When I was in middle school, my mother was obsessed with Saturday cleaning, and when the assignment was given to clean our rooms, the job better be done. NOW! My sister and I were diligently gathering dust and empty shoe boxes from under the beds in our shared room when my mother dragged in the tired vacuum cleaner. She saw my behind sticking out from beneath my bed frame as I pulled out old Twinkie wrappers and spiral bound notebooks, but because her vision was clouded by her obsession, she didn't believe I was actually cleaning.

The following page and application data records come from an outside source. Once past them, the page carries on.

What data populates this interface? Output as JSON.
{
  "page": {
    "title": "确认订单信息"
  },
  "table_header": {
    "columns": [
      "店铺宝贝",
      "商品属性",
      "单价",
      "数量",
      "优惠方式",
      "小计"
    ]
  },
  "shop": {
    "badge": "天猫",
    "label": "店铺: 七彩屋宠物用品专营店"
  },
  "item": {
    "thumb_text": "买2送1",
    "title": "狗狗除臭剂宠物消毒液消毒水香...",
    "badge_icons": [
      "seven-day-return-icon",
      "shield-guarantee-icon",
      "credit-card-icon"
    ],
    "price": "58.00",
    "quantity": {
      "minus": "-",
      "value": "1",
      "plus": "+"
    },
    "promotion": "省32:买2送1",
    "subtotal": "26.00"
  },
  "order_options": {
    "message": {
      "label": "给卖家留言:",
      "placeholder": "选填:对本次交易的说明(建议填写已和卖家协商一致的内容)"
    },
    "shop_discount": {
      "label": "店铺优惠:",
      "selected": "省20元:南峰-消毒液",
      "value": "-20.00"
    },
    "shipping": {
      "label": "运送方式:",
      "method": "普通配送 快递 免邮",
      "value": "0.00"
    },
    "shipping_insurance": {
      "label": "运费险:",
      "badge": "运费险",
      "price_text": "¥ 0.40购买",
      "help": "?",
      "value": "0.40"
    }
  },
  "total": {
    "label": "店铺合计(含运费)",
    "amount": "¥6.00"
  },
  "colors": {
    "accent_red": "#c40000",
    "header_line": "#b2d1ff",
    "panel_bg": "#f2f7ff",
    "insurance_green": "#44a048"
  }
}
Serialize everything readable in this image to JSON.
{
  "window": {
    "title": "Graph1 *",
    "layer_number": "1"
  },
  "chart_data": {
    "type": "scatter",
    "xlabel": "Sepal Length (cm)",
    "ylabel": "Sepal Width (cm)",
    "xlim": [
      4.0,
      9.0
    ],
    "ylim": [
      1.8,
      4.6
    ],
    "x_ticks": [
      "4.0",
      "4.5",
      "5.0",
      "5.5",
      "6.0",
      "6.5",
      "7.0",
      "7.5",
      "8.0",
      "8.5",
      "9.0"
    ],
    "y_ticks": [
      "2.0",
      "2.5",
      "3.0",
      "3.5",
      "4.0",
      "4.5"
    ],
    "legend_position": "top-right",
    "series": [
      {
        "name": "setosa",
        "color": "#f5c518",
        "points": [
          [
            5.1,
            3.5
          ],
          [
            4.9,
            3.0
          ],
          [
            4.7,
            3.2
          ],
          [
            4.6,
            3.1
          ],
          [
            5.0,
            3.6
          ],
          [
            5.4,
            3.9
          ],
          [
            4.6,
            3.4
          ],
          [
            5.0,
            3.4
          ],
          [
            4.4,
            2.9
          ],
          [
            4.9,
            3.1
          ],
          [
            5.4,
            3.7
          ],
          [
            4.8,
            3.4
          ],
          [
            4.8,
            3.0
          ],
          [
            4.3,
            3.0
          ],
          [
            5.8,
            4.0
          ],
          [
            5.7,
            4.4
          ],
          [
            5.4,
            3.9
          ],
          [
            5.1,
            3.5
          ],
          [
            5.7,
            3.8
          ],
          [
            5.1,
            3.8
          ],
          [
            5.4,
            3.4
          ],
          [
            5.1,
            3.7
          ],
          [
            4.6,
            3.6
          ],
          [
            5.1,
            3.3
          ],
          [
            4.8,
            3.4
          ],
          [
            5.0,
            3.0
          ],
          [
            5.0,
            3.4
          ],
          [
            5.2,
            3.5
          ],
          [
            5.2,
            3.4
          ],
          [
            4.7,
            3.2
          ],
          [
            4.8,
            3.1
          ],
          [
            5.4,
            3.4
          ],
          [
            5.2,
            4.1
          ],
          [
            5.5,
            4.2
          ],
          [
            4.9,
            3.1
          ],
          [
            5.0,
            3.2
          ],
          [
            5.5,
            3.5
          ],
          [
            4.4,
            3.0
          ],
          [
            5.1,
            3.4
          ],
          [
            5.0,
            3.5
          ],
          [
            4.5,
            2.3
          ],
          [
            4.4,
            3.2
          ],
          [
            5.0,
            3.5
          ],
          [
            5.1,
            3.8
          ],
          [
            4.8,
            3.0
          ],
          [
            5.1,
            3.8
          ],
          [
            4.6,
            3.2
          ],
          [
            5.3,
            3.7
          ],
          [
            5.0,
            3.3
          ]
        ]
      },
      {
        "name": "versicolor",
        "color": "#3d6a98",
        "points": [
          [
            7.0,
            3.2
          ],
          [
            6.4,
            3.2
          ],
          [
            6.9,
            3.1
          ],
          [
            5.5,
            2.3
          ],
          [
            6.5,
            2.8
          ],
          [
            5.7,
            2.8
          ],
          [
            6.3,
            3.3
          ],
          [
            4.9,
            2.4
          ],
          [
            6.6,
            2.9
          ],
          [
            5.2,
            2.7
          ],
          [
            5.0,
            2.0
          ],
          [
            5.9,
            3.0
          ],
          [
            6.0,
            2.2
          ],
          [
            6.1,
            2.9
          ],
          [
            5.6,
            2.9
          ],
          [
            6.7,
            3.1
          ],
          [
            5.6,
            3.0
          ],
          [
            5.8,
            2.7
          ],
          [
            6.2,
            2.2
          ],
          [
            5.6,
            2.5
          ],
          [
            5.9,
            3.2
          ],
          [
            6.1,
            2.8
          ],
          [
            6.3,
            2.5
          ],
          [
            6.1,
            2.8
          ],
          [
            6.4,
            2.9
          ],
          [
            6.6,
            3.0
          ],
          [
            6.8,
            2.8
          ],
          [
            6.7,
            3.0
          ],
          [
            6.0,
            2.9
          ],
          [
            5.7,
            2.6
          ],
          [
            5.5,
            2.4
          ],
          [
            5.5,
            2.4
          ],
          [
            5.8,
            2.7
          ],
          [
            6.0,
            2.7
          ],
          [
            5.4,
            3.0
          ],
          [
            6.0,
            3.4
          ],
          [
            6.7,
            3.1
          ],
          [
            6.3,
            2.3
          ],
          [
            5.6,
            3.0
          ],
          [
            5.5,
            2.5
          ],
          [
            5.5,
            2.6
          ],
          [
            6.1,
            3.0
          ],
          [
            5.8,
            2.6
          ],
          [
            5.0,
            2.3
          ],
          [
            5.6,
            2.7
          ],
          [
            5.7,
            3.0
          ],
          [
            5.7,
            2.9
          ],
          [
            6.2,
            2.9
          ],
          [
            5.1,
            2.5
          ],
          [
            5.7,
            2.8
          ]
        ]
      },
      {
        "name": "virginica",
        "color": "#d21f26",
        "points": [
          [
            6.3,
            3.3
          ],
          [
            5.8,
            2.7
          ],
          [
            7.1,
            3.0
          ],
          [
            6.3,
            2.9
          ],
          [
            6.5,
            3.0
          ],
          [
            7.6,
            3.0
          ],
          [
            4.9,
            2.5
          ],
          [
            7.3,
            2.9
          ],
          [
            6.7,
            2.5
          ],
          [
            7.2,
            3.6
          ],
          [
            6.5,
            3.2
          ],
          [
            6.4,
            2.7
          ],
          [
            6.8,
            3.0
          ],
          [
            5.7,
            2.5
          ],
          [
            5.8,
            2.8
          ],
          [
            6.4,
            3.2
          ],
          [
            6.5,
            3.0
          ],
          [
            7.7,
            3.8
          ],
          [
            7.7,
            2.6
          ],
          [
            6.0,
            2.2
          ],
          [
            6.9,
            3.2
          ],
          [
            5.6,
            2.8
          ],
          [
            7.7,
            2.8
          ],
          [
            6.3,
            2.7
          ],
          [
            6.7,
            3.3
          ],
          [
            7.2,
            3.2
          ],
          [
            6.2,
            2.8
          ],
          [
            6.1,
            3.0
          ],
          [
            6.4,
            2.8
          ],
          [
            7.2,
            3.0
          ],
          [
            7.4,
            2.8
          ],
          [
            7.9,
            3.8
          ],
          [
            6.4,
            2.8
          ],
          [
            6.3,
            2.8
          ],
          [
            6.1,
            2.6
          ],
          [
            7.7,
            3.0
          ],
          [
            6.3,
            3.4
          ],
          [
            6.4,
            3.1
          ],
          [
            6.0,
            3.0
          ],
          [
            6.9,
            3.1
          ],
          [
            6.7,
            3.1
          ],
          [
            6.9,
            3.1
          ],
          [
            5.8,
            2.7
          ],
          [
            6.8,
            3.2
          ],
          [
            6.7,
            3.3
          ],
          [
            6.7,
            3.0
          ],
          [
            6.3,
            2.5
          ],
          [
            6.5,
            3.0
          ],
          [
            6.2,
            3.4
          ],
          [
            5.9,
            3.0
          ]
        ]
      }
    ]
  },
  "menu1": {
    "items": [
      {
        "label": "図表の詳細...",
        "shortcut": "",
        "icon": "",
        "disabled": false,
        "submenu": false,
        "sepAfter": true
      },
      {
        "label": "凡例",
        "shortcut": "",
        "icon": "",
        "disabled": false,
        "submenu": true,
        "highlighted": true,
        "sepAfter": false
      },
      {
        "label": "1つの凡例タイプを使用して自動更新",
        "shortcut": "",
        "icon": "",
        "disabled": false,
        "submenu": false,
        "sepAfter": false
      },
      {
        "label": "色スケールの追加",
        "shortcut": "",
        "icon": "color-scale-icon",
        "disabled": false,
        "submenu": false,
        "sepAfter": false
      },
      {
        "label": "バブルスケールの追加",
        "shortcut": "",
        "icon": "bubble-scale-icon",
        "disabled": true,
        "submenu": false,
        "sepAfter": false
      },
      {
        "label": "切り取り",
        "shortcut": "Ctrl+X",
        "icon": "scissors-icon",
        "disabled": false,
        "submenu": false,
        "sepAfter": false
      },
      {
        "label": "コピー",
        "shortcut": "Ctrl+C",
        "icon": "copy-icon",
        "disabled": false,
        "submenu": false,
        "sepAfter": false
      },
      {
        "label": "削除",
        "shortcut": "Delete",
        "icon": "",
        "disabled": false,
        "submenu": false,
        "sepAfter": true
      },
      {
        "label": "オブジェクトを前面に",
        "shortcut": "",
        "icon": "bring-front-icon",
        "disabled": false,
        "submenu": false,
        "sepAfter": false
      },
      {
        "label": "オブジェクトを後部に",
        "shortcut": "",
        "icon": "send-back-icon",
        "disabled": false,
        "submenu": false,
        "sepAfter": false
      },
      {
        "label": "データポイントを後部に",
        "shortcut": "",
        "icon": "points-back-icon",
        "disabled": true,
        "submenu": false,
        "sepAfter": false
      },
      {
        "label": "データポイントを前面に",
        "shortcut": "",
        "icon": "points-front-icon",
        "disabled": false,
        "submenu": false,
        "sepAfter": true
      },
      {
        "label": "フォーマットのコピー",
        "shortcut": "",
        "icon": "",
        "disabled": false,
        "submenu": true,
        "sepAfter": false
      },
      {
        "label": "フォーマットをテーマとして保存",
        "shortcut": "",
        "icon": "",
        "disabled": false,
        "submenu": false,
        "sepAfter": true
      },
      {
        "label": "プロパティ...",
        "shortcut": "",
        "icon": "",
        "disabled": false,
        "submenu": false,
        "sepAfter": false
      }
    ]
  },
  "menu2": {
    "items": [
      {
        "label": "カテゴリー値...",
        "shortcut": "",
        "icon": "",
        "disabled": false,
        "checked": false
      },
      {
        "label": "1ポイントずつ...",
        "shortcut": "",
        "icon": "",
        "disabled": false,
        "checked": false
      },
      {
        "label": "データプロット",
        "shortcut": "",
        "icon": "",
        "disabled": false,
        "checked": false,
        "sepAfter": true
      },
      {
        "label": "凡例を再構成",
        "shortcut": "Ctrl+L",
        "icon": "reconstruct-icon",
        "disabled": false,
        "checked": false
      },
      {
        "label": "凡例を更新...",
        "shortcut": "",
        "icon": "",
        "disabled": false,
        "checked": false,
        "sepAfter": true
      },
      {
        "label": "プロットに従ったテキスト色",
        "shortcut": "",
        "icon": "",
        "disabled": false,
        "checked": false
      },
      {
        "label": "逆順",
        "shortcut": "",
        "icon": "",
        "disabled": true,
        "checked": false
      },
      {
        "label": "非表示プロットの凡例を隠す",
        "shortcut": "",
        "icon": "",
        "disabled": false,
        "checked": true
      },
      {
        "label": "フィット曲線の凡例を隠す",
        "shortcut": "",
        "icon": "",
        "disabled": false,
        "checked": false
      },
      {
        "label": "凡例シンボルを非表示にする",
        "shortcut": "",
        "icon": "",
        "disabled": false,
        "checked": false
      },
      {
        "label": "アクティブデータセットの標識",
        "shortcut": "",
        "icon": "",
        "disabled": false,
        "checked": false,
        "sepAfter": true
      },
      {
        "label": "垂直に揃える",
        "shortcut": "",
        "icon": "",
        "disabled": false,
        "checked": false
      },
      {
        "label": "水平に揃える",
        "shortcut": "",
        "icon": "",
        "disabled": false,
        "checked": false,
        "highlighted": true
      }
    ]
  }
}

I must have been fooling, she thought, trying to get out of a day's work.

She screamed, "Why aren't you cleaning under your bed?"

"I am," I said, cowering behind the spread of trash.

"Don't tell me! I see you just sitting there."

Before I could think of some proof of my work beyond the visible accumulation of under-the-bed-hoarding, my mother reached down and smacked my head. I looked up and saw another blow coming, so I threw up my arm to block it. When my mother made contact with my arm instead of my skull, she was sure I had hit her. Shocked that her own daughter would do such a thing, she grabbed the nearest object, the hard-wood-floor vacuum cleaner attachment. It was metal with a thick pad of felt glued to one side to protect the floors. She hauled back and hit me right in the head with the thing, on the metal side. "Don't...you...ever...hit...me!" As she stood swinging and I sat screaming, "I'm cleaning, I'm cleaning," my sister ran out into the hall and watched in horror from the doorway. She was screaming as well, begging my mother to stop.

My father had been out running errands but came home soon after the "episode." My mother was in her room crying, and my sister was in our room with me as I was literally hyperventilating. My mother ran to Daddy and told him that I had hit her and he needed to go do something about it. My sister tried to tell him she was wrong, but he was a dutiful husband, and he took off his belt and gave me two lashes to the back.

I don't remember the belt hurting, mainly because I focused on the skull damage. But I do remember intense anger and I do remember wishing I could have knocked my mother to the ground. And I do remember wishing I could have wrapped that belt around my father's neck for not listening before he swung. But children are powerless, and all I could do instead was sit for hours in the corner of my room and gasp for air.

So, that's that for the reminiscing for today. Back to the present day, and back to happier thoughts. We should be grateful our brains store thing in folds and don't keep everything right out there on the surface, don't you think?

4 comments:

dive said...

Brr … A real horror story, Robyn. You have to confess, however, that your Mother knocked you into an amazing woman: intelligent, witty, hilariously funny, inspiring, super-talented at writing, music and all manner of other nifty things, and - bizarrely, considering the amount of whup she laid on your ass - a wonderful mother.
Ain't life strange?

savannah said...

oh my, sugar!

you area treasure, robyn! i'm reeling, but i completely agree with dive! xoxoxoxo

savannah said...

you are a treasure... (damn typos!)

Katie Martins said...

i don't think i ever knew about your secret alphabet! very clever. somehow learning the hebrew alphabet seems more fun if i pretend it's a secret code.

and the african beads from the previous post are very cool.